(Dataset rows for apps and sites)
%%
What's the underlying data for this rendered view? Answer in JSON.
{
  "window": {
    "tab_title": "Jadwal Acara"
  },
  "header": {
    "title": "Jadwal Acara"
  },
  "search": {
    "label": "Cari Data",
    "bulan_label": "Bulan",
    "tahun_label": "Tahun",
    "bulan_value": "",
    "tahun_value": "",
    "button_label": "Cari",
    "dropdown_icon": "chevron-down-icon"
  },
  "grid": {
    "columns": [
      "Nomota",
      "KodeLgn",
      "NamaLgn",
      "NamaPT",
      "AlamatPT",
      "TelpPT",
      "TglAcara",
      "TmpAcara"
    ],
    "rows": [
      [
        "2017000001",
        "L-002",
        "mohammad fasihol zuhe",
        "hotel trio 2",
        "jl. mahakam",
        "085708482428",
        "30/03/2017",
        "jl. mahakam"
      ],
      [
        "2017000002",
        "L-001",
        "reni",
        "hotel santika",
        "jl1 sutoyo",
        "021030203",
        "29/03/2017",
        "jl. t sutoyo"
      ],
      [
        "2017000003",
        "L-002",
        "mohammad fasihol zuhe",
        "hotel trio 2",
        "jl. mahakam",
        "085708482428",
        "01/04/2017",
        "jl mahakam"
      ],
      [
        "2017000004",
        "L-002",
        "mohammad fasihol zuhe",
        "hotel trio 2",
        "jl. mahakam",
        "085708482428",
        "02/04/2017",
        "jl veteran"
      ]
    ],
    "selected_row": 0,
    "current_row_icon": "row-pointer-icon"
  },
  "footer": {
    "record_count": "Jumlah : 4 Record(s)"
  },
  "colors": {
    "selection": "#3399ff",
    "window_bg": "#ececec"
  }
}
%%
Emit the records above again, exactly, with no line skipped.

What's the underlying data for this rendered view? Answer in JSON.
{
  "window": {
    "tab_title": "Jadwal Acara"
  },
  "header": {
    "title": "Jadwal Acara"
  },
  "search": {
    "label": "Cari Data",
    "bulan_label": "Bulan",
    "tahun_label": "Tahun",
    "bulan_value": "",
    "tahun_value": "",
    "button_label": "Cari",
    "dropdown_icon": "chevron-down-icon"
  },
  "grid": {
    "columns": [
      "Nomota",
      "KodeLgn",
      "NamaLgn",
      "NamaPT",
      "AlamatPT",
      "TelpPT",
      "TglAcara",
      "TmpAcara"
    ],
    "rows": [
      [
        "2017000001",
        "L-002",
        "mohammad fasihol zuhe",
        "hotel trio 2",
        "jl. mahakam",
        "085708482428",
        "30/03/2017",
        "jl. mahakam"
      ],
      [
        "2017000002",
        "L-001",
        "reni",
        "hotel santika",
        "jl1 sutoyo",
        "021030203",
        "29/03/2017",
        "jl. t sutoyo"
      ],
      [
        "2017000003",
        "L-002",
        "mohammad fasihol zuhe",
        "hotel trio 2",
        "jl. mahakam",
        "085708482428",
        "01/04/2017",
        "jl mahakam"
      ],
      [
        "2017000004",
        "L-002",
        "mohammad fasihol zuhe",
        "hotel trio 2",
        "jl. mahakam",
        "085708482428",
        "02/04/2017",
        "jl veteran"
      ]
    ],
    "selected_row": 0,
    "current_row_icon": "row-pointer-icon"
  },
  "footer": {
    "record_count": "Jumlah : 4 Record(s)"
  },
  "colors": {
    "selection": "#3399ff",
    "window_bg": "#ececec"
  }
}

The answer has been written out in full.